◆ **What needs to be done**:
Filter the entries below, keeping only lines with the word "chevron".

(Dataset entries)
::::::::

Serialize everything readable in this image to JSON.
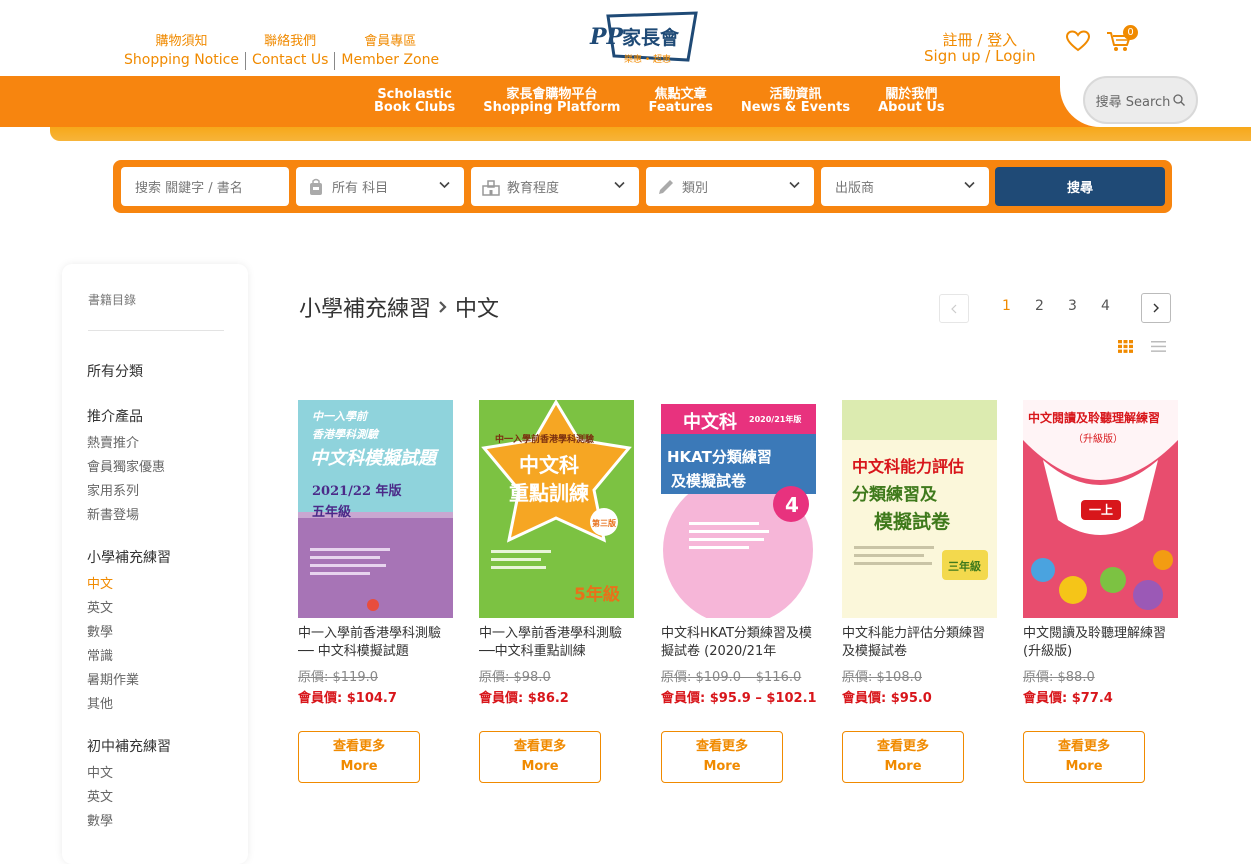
{
  "header": {
    "links": [
      {
        "zh": "購物須知",
        "en": "Shopping Notice"
      },
      {
        "zh": "聯絡我們",
        "en": "Contact Us"
      },
      {
        "zh": "會員專區",
        "en": "Member Zone"
      }
    ],
    "logo_mark": "PP",
    "logo_name": "家長會",
    "logo_tagline": "樂惠 • 超惠",
    "login_zh": "註冊 / 登入",
    "login_en": "Sign up / Login",
    "cart_count": "0"
  },
  "nav": {
    "items": [
      {
        "zh": "Scholastic",
        "en": "Book Clubs"
      },
      {
        "zh": "家長會購物平台",
        "en": "Shopping Platform"
      },
      {
        "zh": "焦點文章",
        "en": "Features"
      },
      {
        "zh": "活動資訊",
        "en": "News & Events"
      },
      {
        "zh": "關於我們",
        "en": "About Us"
      }
    ],
    "search_label": "搜尋 Search"
  },
  "filters": {
    "keyword_placeholder": "搜索 關鍵字 / 書名",
    "subject": "所有 科目",
    "level": "教育程度",
    "category": "類別",
    "publisher": "出版商",
    "submit": "搜尋"
  },
  "sidebar": {
    "title": "書籍目錄",
    "all": "所有分類",
    "section1": "推介產品",
    "section1_items": [
      "熱賣推介",
      "會員獨家優惠",
      "家用系列",
      "新書登場"
    ],
    "section2": "小學補充練習",
    "section2_items": [
      "中文",
      "英文",
      "數學",
      "常識",
      "暑期作業",
      "其他"
    ],
    "section3": "初中補充練習",
    "section3_items": [
      "中文",
      "英文",
      "數學"
    ]
  },
  "breadcrumb": {
    "parent": "小學補充練習",
    "current": "中文"
  },
  "pagination": {
    "pages": [
      "1",
      "2",
      "3",
      "4"
    ],
    "current": "1"
  },
  "colors": {
    "accent": "#f7850f",
    "price": "#d8161b",
    "submit": "#1f4a76"
  },
  "products": [
    {
      "title": "中一入學前香港學科測驗── 中文科模擬試題",
      "orig": "原價: $119.0",
      "member": "會員價: $104.7",
      "more_zh": "查看更多",
      "more_en": "More",
      "cover": {
        "line1": "中一入學前",
        "line2": "香港學科測驗",
        "line3": "中文科模擬試題",
        "line4": "2021/22 年版",
        "line5": "五年級"
      }
    },
    {
      "title": "中一入學前香港學科測驗──中文科重點訓練",
      "orig": "原價: $98.0",
      "member": "會員價: $86.2",
      "more_zh": "查看更多",
      "more_en": "More",
      "cover": {
        "line1": "中一入學前香港學科測驗",
        "line2": "中文科",
        "line3": "重點訓練",
        "line4": "第三版",
        "line5": "5年級"
      }
    },
    {
      "title": "中文科HKAT分類練習及模擬試卷 (2020/21年",
      "orig": "原價: $109.0 – $116.0",
      "member": "會員價: $95.9 – $102.1",
      "more_zh": "查看更多",
      "more_en": "More",
      "cover": {
        "line1": "中文科",
        "line2": "2020/21年版",
        "line3": "HKAT分類練習",
        "line4": "及模擬試卷",
        "line5": "4"
      }
    },
    {
      "title": "中文科能力評估分類練習及模擬試卷",
      "orig": "原價: $108.0",
      "member": "會員價: $95.0",
      "more_zh": "查看更多",
      "more_en": "More",
      "cover": {
        "line1": "中文科能力評估",
        "line2": "分類練習及",
        "line3": "模擬試卷",
        "line4": "三年級",
        "line5": ""
      }
    },
    {
      "title": "中文閱讀及聆聽理解練習(升級版)",
      "orig": "原價: $88.0",
      "member": "會員價: $77.4",
      "more_zh": "查看更多",
      "more_en": "More",
      "cover": {
        "line1": "中文閱讀及聆聽理解練習",
        "line2": "（升級版）",
        "line3": "一上",
        "line4": "",
        "line5": ""
      }
    }
  ]
}
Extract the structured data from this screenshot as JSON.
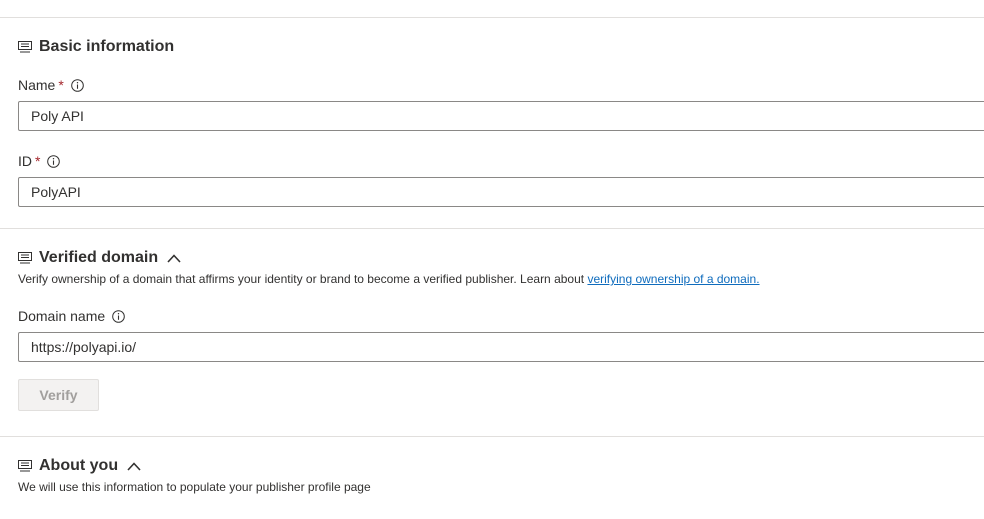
{
  "basic_info": {
    "title": "Basic information",
    "name_label": "Name",
    "name_value": "Poly API",
    "id_label": "ID",
    "id_value": "PolyAPI",
    "required_marker": "*"
  },
  "verified_domain": {
    "title": "Verified domain",
    "description": "Verify ownership of a domain that affirms your identity or brand to become a verified publisher. Learn about ",
    "link_text": "verifying ownership of a domain.",
    "domain_label": "Domain name",
    "domain_value": "https://polyapi.io/",
    "verify_label": "Verify"
  },
  "about_you": {
    "title": "About you",
    "description": "We will use this information to populate your publisher profile page"
  },
  "icons": {
    "section": "form-section-icon",
    "info": "info-circle-icon",
    "collapse": "chevron-up-icon"
  }
}
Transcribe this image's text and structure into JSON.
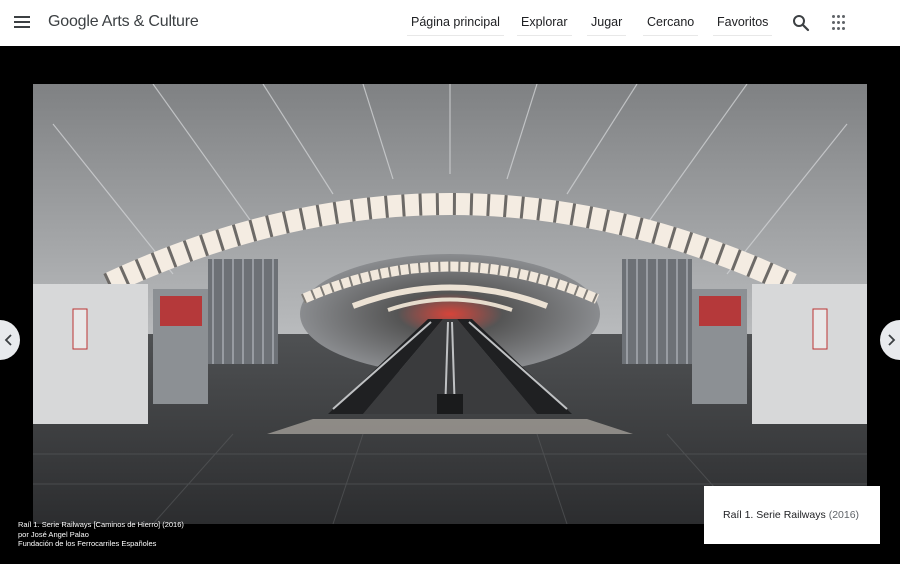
{
  "header": {
    "logo_google": "Google",
    "logo_suffix": "Arts & Culture",
    "nav": [
      {
        "label": "Página principal"
      },
      {
        "label": "Explorar"
      },
      {
        "label": "Jugar"
      },
      {
        "label": "Cercano"
      },
      {
        "label": "Favoritos"
      }
    ]
  },
  "credit": {
    "line1": "Raíl 1. Serie Railways [Caminos de Hierro] (2016)",
    "line2": "por José Angel Palao",
    "line3": "Fundación de los Ferrocarriles Españoles"
  },
  "caption": {
    "title": "Raíl 1. Serie Railways",
    "year": "(2016)"
  },
  "icons": {
    "menu": "hamburger-menu-icon",
    "search": "search-icon",
    "apps": "apps-grid-icon",
    "prev": "chevron-left-icon",
    "next": "chevron-right-icon"
  },
  "colors": {
    "header_bg": "#ffffff",
    "stage_bg": "#000000",
    "arrow_bg": "#e8eaed"
  }
}
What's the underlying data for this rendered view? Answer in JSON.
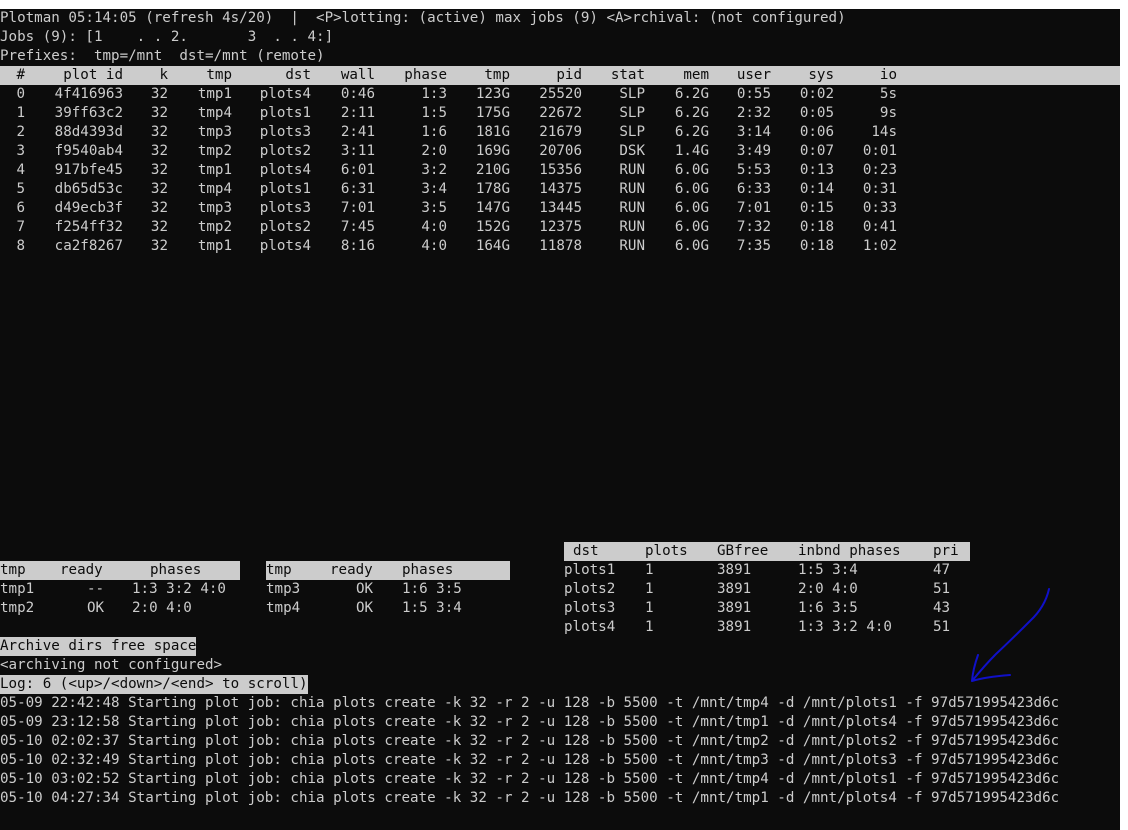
{
  "status": {
    "line1": "Plotman 05:14:05 (refresh 4s/20)  |  <P>lotting: (active) max jobs (9) <A>rchival: (not configured)",
    "line2": "Jobs (9): [1    . . 2.       3  . . 4:]",
    "line3": "Prefixes:  tmp=/mnt  dst=/mnt (remote)"
  },
  "jobs_table": {
    "headers": [
      "#",
      "plot id",
      "k",
      "tmp",
      "dst",
      "wall",
      "phase",
      "tmp",
      "pid",
      "stat",
      "mem",
      "user",
      "sys",
      "io"
    ],
    "rows": [
      [
        "0",
        "4f416963",
        "32",
        "tmp1",
        "plots4",
        "0:46",
        "1:3",
        "123G",
        "25520",
        "SLP",
        "6.2G",
        "0:55",
        "0:02",
        "5s"
      ],
      [
        "1",
        "39ff63c2",
        "32",
        "tmp4",
        "plots1",
        "2:11",
        "1:5",
        "175G",
        "22672",
        "SLP",
        "6.2G",
        "2:32",
        "0:05",
        "9s"
      ],
      [
        "2",
        "88d4393d",
        "32",
        "tmp3",
        "plots3",
        "2:41",
        "1:6",
        "181G",
        "21679",
        "SLP",
        "6.2G",
        "3:14",
        "0:06",
        "14s"
      ],
      [
        "3",
        "f9540ab4",
        "32",
        "tmp2",
        "plots2",
        "3:11",
        "2:0",
        "169G",
        "20706",
        "DSK",
        "1.4G",
        "3:49",
        "0:07",
        "0:01"
      ],
      [
        "4",
        "917bfe45",
        "32",
        "tmp1",
        "plots4",
        "6:01",
        "3:2",
        "210G",
        "15356",
        "RUN",
        "6.0G",
        "5:53",
        "0:13",
        "0:23"
      ],
      [
        "5",
        "db65d53c",
        "32",
        "tmp4",
        "plots1",
        "6:31",
        "3:4",
        "178G",
        "14375",
        "RUN",
        "6.0G",
        "6:33",
        "0:14",
        "0:31"
      ],
      [
        "6",
        "d49ecb3f",
        "32",
        "tmp3",
        "plots3",
        "7:01",
        "3:5",
        "147G",
        "13445",
        "RUN",
        "6.0G",
        "7:01",
        "0:15",
        "0:33"
      ],
      [
        "7",
        "f254ff32",
        "32",
        "tmp2",
        "plots2",
        "7:45",
        "4:0",
        "152G",
        "12375",
        "RUN",
        "6.0G",
        "7:32",
        "0:18",
        "0:41"
      ],
      [
        "8",
        "ca2f8267",
        "32",
        "tmp1",
        "plots4",
        "8:16",
        "4:0",
        "164G",
        "11878",
        "RUN",
        "6.0G",
        "7:35",
        "0:18",
        "1:02"
      ]
    ]
  },
  "tmp_table_left": {
    "headers": [
      "tmp",
      "ready",
      "phases"
    ],
    "rows": [
      [
        "tmp1",
        "--",
        "1:3 3:2 4:0"
      ],
      [
        "tmp2",
        "OK",
        "2:0 4:0"
      ]
    ]
  },
  "tmp_table_right": {
    "headers": [
      "tmp",
      "ready",
      "phases"
    ],
    "rows": [
      [
        "tmp3",
        "OK",
        "1:6 3:5"
      ],
      [
        "tmp4",
        "OK",
        "1:5 3:4"
      ]
    ]
  },
  "dst_table": {
    "headers": [
      "dst",
      "plots",
      "GBfree",
      "inbnd phases",
      "pri"
    ],
    "rows": [
      [
        "plots1",
        "1",
        "3891",
        "1:5 3:4",
        "47"
      ],
      [
        "plots2",
        "1",
        "3891",
        "2:0 4:0",
        "51"
      ],
      [
        "plots3",
        "1",
        "3891",
        "1:6 3:5",
        "43"
      ],
      [
        "plots4",
        "1",
        "3891",
        "1:3 3:2 4:0",
        "51"
      ]
    ]
  },
  "archive": {
    "title": "Archive dirs free space",
    "status": "<archiving not configured>"
  },
  "log": {
    "header": "Log: 6 (<up>/<down>/<end> to scroll)",
    "lines": [
      "05-09 22:42:48 Starting plot job: chia plots create -k 32 -r 2 -u 128 -b 5500 -t /mnt/tmp4 -d /mnt/plots1 -f 97d571995423d6c",
      "05-09 23:12:58 Starting plot job: chia plots create -k 32 -r 2 -u 128 -b 5500 -t /mnt/tmp1 -d /mnt/plots4 -f 97d571995423d6c",
      "05-10 02:02:37 Starting plot job: chia plots create -k 32 -r 2 -u 128 -b 5500 -t /mnt/tmp2 -d /mnt/plots2 -f 97d571995423d6c",
      "05-10 02:32:49 Starting plot job: chia plots create -k 32 -r 2 -u 128 -b 5500 -t /mnt/tmp3 -d /mnt/plots3 -f 97d571995423d6c",
      "05-10 03:02:52 Starting plot job: chia plots create -k 32 -r 2 -u 128 -b 5500 -t /mnt/tmp4 -d /mnt/plots1 -f 97d571995423d6c",
      "05-10 04:27:34 Starting plot job: chia plots create -k 32 -r 2 -u 128 -b 5500 -t /mnt/tmp1 -d /mnt/plots4 -f 97d571995423d6c"
    ]
  },
  "colors": {
    "terminal_bg": "#0c0c0c",
    "terminal_fg": "#cccccc",
    "annotation_arrow": "#1010c8"
  }
}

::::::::

◆ **Solved exercise**:
    "collapse": "chevron-up-icon"
    "prev": "chevron-left-icon",
    "next": "chevron-right-icon"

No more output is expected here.